Exercise brief:
Copy out the listing below, keeping every character as is.

Task data:
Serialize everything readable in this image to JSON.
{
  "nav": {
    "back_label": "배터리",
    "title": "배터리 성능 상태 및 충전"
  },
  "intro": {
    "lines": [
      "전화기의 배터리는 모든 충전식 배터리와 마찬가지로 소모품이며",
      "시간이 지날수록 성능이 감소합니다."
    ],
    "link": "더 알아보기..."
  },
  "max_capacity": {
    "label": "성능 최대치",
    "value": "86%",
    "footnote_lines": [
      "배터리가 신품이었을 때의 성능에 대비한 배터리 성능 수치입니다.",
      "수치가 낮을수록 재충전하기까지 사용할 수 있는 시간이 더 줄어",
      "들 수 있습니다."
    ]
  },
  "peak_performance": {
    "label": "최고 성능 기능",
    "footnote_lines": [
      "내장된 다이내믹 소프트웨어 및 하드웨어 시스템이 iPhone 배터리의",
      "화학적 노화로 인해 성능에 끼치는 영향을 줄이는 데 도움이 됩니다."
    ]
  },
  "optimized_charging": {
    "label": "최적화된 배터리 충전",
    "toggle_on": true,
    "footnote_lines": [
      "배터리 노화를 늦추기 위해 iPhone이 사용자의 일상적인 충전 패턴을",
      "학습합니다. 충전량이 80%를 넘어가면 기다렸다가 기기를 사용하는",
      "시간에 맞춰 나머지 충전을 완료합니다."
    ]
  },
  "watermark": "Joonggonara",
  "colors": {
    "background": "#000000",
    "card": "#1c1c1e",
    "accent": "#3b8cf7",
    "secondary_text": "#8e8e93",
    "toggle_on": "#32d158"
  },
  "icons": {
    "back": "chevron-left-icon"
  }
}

Exercise solution:
Serialize everything readable in this image to JSON.
{
  "nav": {
    "back_label": "배터리",
    "title": "배터리 성능 상태 및 충전"
  },
  "intro": {
    "lines": [
      "전화기의 배터리는 모든 충전식 배터리와 마찬가지로 소모품이며",
      "시간이 지날수록 성능이 감소합니다."
    ],
    "link": "더 알아보기..."
  },
  "max_capacity": {
    "label": "성능 최대치",
    "value": "86%",
    "footnote_lines": [
      "배터리가 신품이었을 때의 성능에 대비한 배터리 성능 수치입니다.",
      "수치가 낮을수록 재충전하기까지 사용할 수 있는 시간이 더 줄어",
      "들 수 있습니다."
    ]
  },
  "peak_performance": {
    "label": "최고 성능 기능",
    "footnote_lines": [
      "내장된 다이내믹 소프트웨어 및 하드웨어 시스템이 iPhone 배터리의",
      "화학적 노화로 인해 성능에 끼치는 영향을 줄이는 데 도움이 됩니다."
    ]
  },
  "optimized_charging": {
    "label": "최적화된 배터리 충전",
    "toggle_on": true,
    "footnote_lines": [
      "배터리 노화를 늦추기 위해 iPhone이 사용자의 일상적인 충전 패턴을",
      "학습합니다. 충전량이 80%를 넘어가면 기다렸다가 기기를 사용하는",
      "시간에 맞춰 나머지 충전을 완료합니다."
    ]
  },
  "watermark": "Joonggonara",
  "colors": {
    "background": "#000000",
    "card": "#1c1c1e",
    "accent": "#3b8cf7",
    "secondary_text": "#8e8e93",
    "toggle_on": "#32d158"
  },
  "icons": {
    "back": "chevron-left-icon"
  }
}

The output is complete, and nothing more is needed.